Soon, we will encounter ads on television, radio, the Internet and in print that will portray us as a lazy and opportunistic privileged class, unwilling to share the economic pain of the private sector. Our enemies will say that they are simply trying to fix Ohio and save the middle class, but they can’t because we stand in their way.

What our enemies will say about us will make our blood boil. As these attacks begin, it is only natural to want to blindly strike back in response, to do something, anything, in defense of our profession. We must take care not to burn ourselves out before the real battle begins. We must be strategic, measured and stay on message during the fight for our lives.

Take heart in the fact that we have been entrusted with that which is most precious to all Ohioans–their children. In the coming months, do not become discouraged and do not despair. We are all in this together. We will emerge victorious. We are CEA.

Speak Out: Waiting for "Superman"

Phone Booth, February 2008 by Flickr user Maggie Osterberg.

The documentary film, Waiting for “Superman,” by producer Davis Guggenheim is scheduled to open in Columbus on Friday, Oct. 14. A film that evokes strong emotions, it tells the story of injustice in America’s education system. It says important things about the challenges of the public education system. However, the reductive messaging—“charters are good” and “teachers unions are bad”—oversimplifies complicated issues and threatens to thwart thoughtful discussions about improving public schools.

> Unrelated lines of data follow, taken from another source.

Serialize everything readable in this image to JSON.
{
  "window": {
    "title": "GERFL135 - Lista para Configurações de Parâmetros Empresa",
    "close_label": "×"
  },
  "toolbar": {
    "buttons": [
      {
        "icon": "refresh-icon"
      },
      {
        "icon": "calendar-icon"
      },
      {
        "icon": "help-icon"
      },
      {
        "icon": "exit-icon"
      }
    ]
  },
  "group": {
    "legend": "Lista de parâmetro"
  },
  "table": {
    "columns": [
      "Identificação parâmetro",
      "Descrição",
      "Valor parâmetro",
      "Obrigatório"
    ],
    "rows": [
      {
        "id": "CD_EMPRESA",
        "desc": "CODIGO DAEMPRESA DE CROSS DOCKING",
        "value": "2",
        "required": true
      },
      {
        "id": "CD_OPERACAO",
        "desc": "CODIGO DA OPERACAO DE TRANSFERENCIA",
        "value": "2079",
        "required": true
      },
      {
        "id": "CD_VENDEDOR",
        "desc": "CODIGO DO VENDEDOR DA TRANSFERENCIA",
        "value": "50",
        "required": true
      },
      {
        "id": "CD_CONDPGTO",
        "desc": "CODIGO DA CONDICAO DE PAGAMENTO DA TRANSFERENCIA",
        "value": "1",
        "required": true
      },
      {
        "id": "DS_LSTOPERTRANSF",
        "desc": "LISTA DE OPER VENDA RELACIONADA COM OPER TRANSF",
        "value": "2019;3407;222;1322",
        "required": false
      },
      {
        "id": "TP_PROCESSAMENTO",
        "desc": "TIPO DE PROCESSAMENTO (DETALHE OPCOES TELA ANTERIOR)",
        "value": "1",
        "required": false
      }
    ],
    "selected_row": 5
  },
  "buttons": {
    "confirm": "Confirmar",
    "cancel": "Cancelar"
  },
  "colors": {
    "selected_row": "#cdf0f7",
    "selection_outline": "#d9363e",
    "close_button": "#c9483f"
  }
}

You will be tempted to get defensive about this film. But CEA welcomes and encourages filmgoers to join us in our mission of making great public schools for every student. Association members have always led the fight for great public schools, and we hope the movie inspires others to become engaged in a larger discussion about the shared responsibility for public education.

The CEA Blog wants to know:

What are your thoughts about  Waiting For “Superman”? Do you think this film will create a constructive or divisive dialogue about improving public education? Feel free to write a review if you have already seen the film!

Visitors to the CEA Blog do not need to be registered to leave a reply. Simply click on the “Comments” link directly below the post title. Type in a screen name of your choice, enter your email address and leave your comment. Please make sure your comment adheres to our posting guidelines. Once your comment has been moderated, it will be visible to all visitors to the CEA Blog.